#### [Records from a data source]
----
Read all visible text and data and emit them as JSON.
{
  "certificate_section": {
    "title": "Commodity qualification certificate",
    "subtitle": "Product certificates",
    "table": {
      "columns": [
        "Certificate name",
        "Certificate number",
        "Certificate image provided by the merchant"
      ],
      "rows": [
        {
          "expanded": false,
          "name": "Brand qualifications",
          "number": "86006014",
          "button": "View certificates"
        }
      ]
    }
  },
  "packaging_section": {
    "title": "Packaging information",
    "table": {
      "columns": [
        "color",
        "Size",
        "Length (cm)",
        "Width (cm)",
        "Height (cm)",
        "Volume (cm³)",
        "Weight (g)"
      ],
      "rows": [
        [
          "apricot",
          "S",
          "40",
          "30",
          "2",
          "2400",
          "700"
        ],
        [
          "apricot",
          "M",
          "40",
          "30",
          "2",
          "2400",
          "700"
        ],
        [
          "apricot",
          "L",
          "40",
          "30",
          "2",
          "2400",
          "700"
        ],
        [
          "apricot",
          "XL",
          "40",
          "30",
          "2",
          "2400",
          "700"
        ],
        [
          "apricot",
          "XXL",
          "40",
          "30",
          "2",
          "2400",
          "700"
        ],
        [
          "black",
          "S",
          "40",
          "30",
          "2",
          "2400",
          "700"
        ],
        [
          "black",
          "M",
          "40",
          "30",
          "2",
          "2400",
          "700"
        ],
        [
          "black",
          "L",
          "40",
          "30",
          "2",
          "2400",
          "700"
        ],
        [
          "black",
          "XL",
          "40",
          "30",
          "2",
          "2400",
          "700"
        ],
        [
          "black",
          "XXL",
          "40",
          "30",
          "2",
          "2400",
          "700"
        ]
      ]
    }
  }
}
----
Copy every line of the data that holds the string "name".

        "Certificate name",
          "name": "Brand qualifications",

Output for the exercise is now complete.